### EXTRACTED ENTRIES

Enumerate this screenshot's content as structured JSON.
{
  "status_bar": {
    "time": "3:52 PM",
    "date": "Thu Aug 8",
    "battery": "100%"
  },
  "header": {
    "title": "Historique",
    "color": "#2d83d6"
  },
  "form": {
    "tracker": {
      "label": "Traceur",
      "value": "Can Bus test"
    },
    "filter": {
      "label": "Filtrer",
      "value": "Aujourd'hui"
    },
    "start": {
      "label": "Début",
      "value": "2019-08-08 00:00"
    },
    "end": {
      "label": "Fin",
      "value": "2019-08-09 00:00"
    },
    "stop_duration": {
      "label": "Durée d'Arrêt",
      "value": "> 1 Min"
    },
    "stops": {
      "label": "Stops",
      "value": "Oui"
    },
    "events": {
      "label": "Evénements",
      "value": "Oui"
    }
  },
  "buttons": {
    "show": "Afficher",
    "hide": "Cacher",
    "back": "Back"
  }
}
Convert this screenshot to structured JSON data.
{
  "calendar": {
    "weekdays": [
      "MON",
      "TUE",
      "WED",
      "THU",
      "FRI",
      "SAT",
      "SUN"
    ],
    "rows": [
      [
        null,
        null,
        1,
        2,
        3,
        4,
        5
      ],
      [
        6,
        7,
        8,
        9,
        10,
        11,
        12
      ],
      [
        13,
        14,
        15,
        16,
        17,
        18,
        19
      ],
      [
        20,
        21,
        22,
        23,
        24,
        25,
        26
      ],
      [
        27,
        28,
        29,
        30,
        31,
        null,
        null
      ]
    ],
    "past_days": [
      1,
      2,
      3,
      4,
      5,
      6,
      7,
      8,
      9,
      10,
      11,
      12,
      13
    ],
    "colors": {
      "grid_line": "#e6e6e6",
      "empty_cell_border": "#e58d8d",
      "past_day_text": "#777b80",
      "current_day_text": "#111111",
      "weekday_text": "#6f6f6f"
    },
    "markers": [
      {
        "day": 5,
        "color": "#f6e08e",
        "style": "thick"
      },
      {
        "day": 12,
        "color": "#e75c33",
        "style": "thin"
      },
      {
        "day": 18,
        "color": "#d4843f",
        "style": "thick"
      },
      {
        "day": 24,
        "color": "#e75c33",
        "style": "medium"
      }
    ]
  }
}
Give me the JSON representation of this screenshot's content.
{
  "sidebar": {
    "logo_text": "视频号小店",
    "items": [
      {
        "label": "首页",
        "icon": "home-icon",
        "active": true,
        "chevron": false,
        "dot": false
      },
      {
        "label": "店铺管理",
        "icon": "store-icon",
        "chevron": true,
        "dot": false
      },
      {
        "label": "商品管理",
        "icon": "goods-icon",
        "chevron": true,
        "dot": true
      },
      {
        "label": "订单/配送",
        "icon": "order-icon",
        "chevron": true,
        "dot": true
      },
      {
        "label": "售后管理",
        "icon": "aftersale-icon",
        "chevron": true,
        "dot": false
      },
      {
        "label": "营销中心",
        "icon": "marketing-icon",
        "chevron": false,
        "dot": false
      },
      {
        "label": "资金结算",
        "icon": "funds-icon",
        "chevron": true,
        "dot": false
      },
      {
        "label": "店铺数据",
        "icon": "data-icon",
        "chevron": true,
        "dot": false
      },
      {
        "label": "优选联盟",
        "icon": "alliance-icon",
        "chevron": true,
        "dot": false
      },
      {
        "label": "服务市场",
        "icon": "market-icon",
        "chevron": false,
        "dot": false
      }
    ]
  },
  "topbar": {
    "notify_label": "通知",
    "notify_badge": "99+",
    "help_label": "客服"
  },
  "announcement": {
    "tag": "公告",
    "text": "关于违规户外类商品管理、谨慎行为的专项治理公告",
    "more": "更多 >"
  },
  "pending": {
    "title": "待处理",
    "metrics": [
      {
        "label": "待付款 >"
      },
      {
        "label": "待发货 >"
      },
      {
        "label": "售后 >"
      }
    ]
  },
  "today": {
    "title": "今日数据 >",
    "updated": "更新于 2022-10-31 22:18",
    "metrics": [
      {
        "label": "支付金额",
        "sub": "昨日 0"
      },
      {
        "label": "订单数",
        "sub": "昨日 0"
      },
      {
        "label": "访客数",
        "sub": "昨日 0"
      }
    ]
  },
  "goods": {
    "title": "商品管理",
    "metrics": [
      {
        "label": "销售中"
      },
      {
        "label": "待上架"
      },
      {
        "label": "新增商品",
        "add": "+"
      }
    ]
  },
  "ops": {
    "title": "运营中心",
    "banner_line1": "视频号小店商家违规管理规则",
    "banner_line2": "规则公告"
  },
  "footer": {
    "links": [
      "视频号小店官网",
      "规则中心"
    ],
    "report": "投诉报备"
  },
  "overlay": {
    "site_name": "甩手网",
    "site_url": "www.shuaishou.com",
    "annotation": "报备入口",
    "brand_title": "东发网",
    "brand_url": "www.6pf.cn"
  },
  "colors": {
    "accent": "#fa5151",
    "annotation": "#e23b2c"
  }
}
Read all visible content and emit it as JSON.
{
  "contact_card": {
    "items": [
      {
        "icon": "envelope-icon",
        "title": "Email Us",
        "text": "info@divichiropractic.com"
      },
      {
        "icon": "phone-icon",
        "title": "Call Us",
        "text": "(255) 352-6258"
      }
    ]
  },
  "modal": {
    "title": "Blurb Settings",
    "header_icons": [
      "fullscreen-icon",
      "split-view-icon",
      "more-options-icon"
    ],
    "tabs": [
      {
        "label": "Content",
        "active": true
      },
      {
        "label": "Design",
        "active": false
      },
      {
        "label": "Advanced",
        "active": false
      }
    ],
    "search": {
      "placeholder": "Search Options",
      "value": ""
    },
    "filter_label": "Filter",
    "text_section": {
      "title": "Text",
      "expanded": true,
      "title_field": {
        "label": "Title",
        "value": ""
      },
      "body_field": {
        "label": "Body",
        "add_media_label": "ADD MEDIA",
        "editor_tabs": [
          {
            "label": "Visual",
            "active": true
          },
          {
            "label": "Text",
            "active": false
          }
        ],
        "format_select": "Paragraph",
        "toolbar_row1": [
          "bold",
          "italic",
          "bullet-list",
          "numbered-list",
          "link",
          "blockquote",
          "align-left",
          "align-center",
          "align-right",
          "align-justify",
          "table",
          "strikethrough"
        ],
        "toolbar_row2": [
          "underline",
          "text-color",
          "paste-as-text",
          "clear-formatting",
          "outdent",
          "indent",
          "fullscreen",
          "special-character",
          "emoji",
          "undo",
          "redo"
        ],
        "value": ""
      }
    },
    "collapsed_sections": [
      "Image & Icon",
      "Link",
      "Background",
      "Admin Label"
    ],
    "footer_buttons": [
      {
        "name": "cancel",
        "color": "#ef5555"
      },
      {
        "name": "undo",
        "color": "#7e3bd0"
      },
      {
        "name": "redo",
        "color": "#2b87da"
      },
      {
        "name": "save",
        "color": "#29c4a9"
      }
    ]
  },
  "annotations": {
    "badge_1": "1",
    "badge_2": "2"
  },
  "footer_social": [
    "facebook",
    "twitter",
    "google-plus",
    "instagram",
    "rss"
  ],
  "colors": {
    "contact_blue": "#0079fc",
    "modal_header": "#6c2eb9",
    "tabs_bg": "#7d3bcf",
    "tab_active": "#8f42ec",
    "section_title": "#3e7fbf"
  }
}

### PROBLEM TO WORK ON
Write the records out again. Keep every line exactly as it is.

### TASK RESPONSE
Enumerate this screenshot's content as structured JSON.
{
  "status_bar": {
    "time": "3:52 PM",
    "date": "Thu Aug 8",
    "battery": "100%"
  },
  "header": {
    "title": "Historique",
    "color": "#2d83d6"
  },
  "form": {
    "tracker": {
      "label": "Traceur",
      "value": "Can Bus test"
    },
    "filter": {
      "label": "Filtrer",
      "value": "Aujourd'hui"
    },
    "start": {
      "label": "Début",
      "value": "2019-08-08 00:00"
    },
    "end": {
      "label": "Fin",
      "value": "2019-08-09 00:00"
    },
    "stop_duration": {
      "label": "Durée d'Arrêt",
      "value": "> 1 Min"
    },
    "stops": {
      "label": "Stops",
      "value": "Oui"
    },
    "events": {
      "label": "Evénements",
      "value": "Oui"
    }
  },
  "buttons": {
    "show": "Afficher",
    "hide": "Cacher",
    "back": "Back"
  }
}
Convert this screenshot to structured JSON data.
{
  "calendar": {
    "weekdays": [
      "MON",
      "TUE",
      "WED",
      "THU",
      "FRI",
      "SAT",
      "SUN"
    ],
    "rows": [
      [
        null,
        null,
        1,
        2,
        3,
        4,
        5
      ],
      [
        6,
        7,
        8,
        9,
        10,
        11,
        12
      ],
      [
        13,
        14,
        15,
        16,
        17,
        18,
        19
      ],
      [
        20,
        21,
        22,
        23,
        24,
        25,
        26
      ],
      [
        27,
        28,
        29,
        30,
        31,
        null,
        null
      ]
    ],
    "past_days": [
      1,
      2,
      3,
      4,
      5,
      6,
      7,
      8,
      9,
      10,
      11,
      12,
      13
    ],
    "colors": {
      "grid_line": "#e6e6e6",
      "empty_cell_border": "#e58d8d",
      "past_day_text": "#777b80",
      "current_day_text": "#111111",
      "weekday_text": "#6f6f6f"
    },
    "markers": [
      {
        "day": 5,
        "color": "#f6e08e",
        "style": "thick"
      },
      {
        "day": 12,
        "color": "#e75c33",
        "style": "thin"
      },
      {
        "day": 18,
        "color": "#d4843f",
        "style": "thick"
      },
      {
        "day": 24,
        "color": "#e75c33",
        "style": "medium"
      }
    ]
  }
}
Give me the JSON representation of this screenshot's content.
{
  "sidebar": {
    "logo_text": "视频号小店",
    "items": [
      {
        "label": "首页",
        "icon": "home-icon",
        "active": true,
        "chevron": false,
        "dot": false
      },
      {
        "label": "店铺管理",
        "icon": "store-icon",
        "chevron": true,
        "dot": false
      },
      {
        "label": "商品管理",
        "icon": "goods-icon",
        "chevron": true,
        "dot": true
      },
      {
        "label": "订单/配送",
        "icon": "order-icon",
        "chevron": true,
        "dot": true
      },
      {
        "label": "售后管理",
        "icon": "aftersale-icon",
        "chevron": true,
        "dot": false
      },
      {
        "label": "营销中心",
        "icon": "marketing-icon",
        "chevron": false,
        "dot": false
      },
      {
        "label": "资金结算",
        "icon": "funds-icon",
        "chevron": true,
        "dot": false
      },
      {
        "label": "店铺数据",
        "icon": "data-icon",
        "chevron": true,
        "dot": false
      },
      {
        "label": "优选联盟",
        "icon": "alliance-icon",
        "chevron": true,
        "dot": false
      },
      {
        "label": "服务市场",
        "icon": "market-icon",
        "chevron": false,
        "dot": false
      }
    ]
  },
  "topbar": {
    "notify_label": "通知",
    "notify_badge": "99+",
    "help_label": "客服"
  },
  "announcement": {
    "tag": "公告",
    "text": "关于违规户外类商品管理、谨慎行为的专项治理公告",
    "more": "更多 >"
  },
  "pending": {
    "title": "待处理",
    "metrics": [
      {
        "label": "待付款 >"
      },
      {
        "label": "待发货 >"
      },
      {
        "label": "售后 >"
      }
    ]
  },
  "today": {
    "title": "今日数据 >",
    "updated": "更新于 2022-10-31 22:18",
    "metrics": [
      {
        "label": "支付金额",
        "sub": "昨日 0"
      },
      {
        "label": "订单数",
        "sub": "昨日 0"
      },
      {
        "label": "访客数",
        "sub": "昨日 0"
      }
    ]
  },
  "goods": {
    "title": "商品管理",
    "metrics": [
      {
        "label": "销售中"
      },
      {
        "label": "待上架"
      },
      {
        "label": "新增商品",
        "add": "+"
      }
    ]
  },
  "ops": {
    "title": "运营中心",
    "banner_line1": "视频号小店商家违规管理规则",
    "banner_line2": "规则公告"
  },
  "footer": {
    "links": [
      "视频号小店官网",
      "规则中心"
    ],
    "report": "投诉报备"
  },
  "overlay": {
    "site_name": "甩手网",
    "site_url": "www.shuaishou.com",
    "annotation": "报备入口",
    "brand_title": "东发网",
    "brand_url": "www.6pf.cn"
  },
  "colors": {
    "accent": "#fa5151",
    "annotation": "#e23b2c"
  }
}
Read all visible content and emit it as JSON.
{
  "contact_card": {
    "items": [
      {
        "icon": "envelope-icon",
        "title": "Email Us",
        "text": "info@divichiropractic.com"
      },
      {
        "icon": "phone-icon",
        "title": "Call Us",
        "text": "(255) 352-6258"
      }
    ]
  },
  "modal": {
    "title": "Blurb Settings",
    "header_icons": [
      "fullscreen-icon",
      "split-view-icon",
      "more-options-icon"
    ],
    "tabs": [
      {
        "label": "Content",
        "active": true
      },
      {
        "label": "Design",
        "active": false
      },
      {
        "label": "Advanced",
        "active": false
      }
    ],
    "search": {
      "placeholder": "Search Options",
      "value": ""
    },
    "filter_label": "Filter",
    "text_section": {
      "title": "Text",
      "expanded": true,
      "title_field": {
        "label": "Title",
        "value": ""
      },
      "body_field": {
        "label": "Body",
        "add_media_label": "ADD MEDIA",
        "editor_tabs": [
          {
            "label": "Visual",
            "active": true
          },
          {
            "label": "Text",
            "active": false
          }
        ],
        "format_select": "Paragraph",
        "toolbar_row1": [
          "bold",
          "italic",
          "bullet-list",
          "numbered-list",
          "link",
          "blockquote",
          "align-left",
          "align-center",
          "align-right",
          "align-justify",
          "table",
          "strikethrough"
        ],
        "toolbar_row2": [
          "underline",
          "text-color",
          "paste-as-text",
          "clear-formatting",
          "outdent",
          "indent",
          "fullscreen",
          "special-character",
          "emoji",
          "undo",
          "redo"
        ],
        "value": ""
      }
    },
    "collapsed_sections": [
      "Image & Icon",
      "Link",
      "Background",
      "Admin Label"
    ],
    "footer_buttons": [
      {
        "name": "cancel",
        "color": "#ef5555"
      },
      {
        "name": "undo",
        "color": "#7e3bd0"
      },
      {
        "name": "redo",
        "color": "#2b87da"
      },
      {
        "name": "save",
        "color": "#29c4a9"
      }
    ]
  },
  "annotations": {
    "badge_1": "1",
    "badge_2": "2"
  },
  "footer_social": [
    "facebook",
    "twitter",
    "google-plus",
    "instagram",
    "rss"
  ],
  "colors": {
    "contact_blue": "#0079fc",
    "modal_header": "#6c2eb9",
    "tabs_bg": "#7d3bcf",
    "tab_active": "#8f42ec",
    "section_title": "#3e7fbf"
  }
}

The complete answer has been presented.